The main problem I came across was that, being a programmer I know very very little about electronics! So this caused me to buy “Starting Electronics” by Keith Brindley. All in all, “PIC Microcontrollers” by Bert Van Dam is a great book, its rare you get a very good book but this is one of them!.
I always feel that the best way to learn something is to get a book written by someone who really knows that they are talking about rather then just reading lots of little incomplete articles all over the Internet about a topic.
So far, on my quest to figure out USB and making devices this has been my book buying adventure:
Professional Assembly Language – Richard Blum
Essential Linux Device Drivers – reekrishnan Venkateswaran (GREAT book!)
PC Interfacing using USB – Peter Bates
USB Complete - Jan Axelson (Verbose but good)
PIC Microcontrollers – Bert Van Dam
Starting Electronics – Keith Brindley
If over the next month I don’t figure it out, im handing in badge!.
Anyway, The reason I am doing all of this is to create a mini weather station. The first on the list is an Anemometer. The general plan is to have weather stats from my website (www.goslin.org) and to keeps a track of the weather everyday from outside my house at given intervals. Due to the amount of college projects ect, I don’t think I will actually get around to building the device untill June this year.
I’ll upload the progress of the project as it happens!
Tags: cnr, installers, linux, software, standards
To paint a picture you want to download a piece of software for your linux system and in most cases you are faced with different styles of installers, one for each flavor of linux, is it time to get around to making a standard that every system sticks with?
CNR (Click’n’Run) made a very good attempt at making an install system that can be used on any system but it will never really work unless all of the different creators all sit down and agree that it will be the standard that they will all use.
I have always stood by linux but time after time when i try to cover people problems involved with installing software always in the end puts them off using it.
Tags: c#, java, linux, microsoft, os war
Growing up I spent a lot of time on IRC channels. It became apparent to me at a very early age through the voices of other people and the error messages that were popping up on my screen that Microsoft had not really done me any great help. You were always looked down on for running windows and Red Hat Linux was always the answer to most of the problems you had.
As time went on I began to form an opinion on the subject and I changed from Microsoft programming languages to Java. From the start I always thought that when I write software I am writing it for the Linux platform and that is it. My reasons were:
1: Linux is Free
2: If anything ever needs tweaking it can be done very easily.
3: Open Source ect is for the better of man kind.
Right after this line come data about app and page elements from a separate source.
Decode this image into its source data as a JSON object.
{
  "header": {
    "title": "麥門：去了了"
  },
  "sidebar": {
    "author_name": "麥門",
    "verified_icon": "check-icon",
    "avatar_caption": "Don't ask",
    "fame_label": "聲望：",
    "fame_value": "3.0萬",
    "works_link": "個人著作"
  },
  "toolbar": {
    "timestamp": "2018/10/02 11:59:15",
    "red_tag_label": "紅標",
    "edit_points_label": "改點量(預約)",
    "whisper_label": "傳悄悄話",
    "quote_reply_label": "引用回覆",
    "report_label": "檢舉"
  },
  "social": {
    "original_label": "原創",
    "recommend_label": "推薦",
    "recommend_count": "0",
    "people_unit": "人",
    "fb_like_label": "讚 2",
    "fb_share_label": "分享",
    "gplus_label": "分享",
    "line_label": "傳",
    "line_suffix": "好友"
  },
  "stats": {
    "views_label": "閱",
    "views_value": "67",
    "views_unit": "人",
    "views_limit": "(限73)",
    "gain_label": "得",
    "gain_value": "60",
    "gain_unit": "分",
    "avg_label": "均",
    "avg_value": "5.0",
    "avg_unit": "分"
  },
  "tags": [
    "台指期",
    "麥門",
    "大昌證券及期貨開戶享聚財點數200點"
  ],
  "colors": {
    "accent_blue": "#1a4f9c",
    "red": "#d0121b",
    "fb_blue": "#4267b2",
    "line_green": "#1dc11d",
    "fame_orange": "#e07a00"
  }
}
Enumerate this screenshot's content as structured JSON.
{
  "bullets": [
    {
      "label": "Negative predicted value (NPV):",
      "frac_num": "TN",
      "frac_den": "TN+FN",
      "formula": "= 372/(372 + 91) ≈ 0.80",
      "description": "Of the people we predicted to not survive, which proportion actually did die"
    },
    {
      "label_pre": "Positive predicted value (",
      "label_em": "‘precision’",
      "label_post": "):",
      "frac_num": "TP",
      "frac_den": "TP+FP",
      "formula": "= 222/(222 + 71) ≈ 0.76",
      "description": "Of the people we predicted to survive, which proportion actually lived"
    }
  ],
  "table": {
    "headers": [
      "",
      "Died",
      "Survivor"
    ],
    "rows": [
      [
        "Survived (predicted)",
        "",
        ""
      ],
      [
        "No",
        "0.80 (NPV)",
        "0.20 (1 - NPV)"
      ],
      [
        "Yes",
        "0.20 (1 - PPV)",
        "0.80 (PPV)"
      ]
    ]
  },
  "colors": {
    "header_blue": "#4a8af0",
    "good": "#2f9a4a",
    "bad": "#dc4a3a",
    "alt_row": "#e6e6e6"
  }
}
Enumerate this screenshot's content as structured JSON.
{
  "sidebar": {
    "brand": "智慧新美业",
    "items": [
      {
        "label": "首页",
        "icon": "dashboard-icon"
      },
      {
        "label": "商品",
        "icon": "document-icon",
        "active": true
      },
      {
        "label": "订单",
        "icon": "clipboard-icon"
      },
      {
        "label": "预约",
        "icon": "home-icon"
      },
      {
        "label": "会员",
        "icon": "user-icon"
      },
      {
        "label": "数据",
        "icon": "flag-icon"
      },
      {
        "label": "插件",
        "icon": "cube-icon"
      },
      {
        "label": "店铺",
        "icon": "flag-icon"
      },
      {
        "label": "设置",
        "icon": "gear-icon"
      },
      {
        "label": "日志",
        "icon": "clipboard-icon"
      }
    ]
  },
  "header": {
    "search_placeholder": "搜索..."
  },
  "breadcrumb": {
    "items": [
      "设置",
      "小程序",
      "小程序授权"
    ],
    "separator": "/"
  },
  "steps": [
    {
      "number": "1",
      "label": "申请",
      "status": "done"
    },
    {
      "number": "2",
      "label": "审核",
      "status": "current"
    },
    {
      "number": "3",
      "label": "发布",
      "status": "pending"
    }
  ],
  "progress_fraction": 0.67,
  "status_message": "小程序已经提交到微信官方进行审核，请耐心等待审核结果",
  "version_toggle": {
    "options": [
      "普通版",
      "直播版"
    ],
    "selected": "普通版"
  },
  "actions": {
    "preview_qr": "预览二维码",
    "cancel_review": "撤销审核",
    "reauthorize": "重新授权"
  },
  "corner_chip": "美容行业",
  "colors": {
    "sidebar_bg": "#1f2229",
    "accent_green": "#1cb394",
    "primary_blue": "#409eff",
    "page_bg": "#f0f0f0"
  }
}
After attending the Microsoft Imagine cup and going into the Microsoft head quarters and seeing everything first hand I then began to see what all the money was being used for, to further development. (But yes, I was also shocked how brain washed everyone was).
Then over the last year SilverLight and a host of other technologies have been released, but with Linux left a little in the dark. Yes I understand that a lot of development is done by people for free because they love programming (and who doesn’t) and the end result can always be given away for free, but if there was a cost, even something small like 10 Euro would it really cause that much of a problem?.
I have always loved Linux and everything it stands for, but I also feel that if a cost was involved we could be going a lot further then we have already. Better documentation, better products and better overall coverage.
Linux has always not been a money making thing and it probably would have never got to where it is now if it was, but now that we are here maybe its time to fund everything and go that extra step.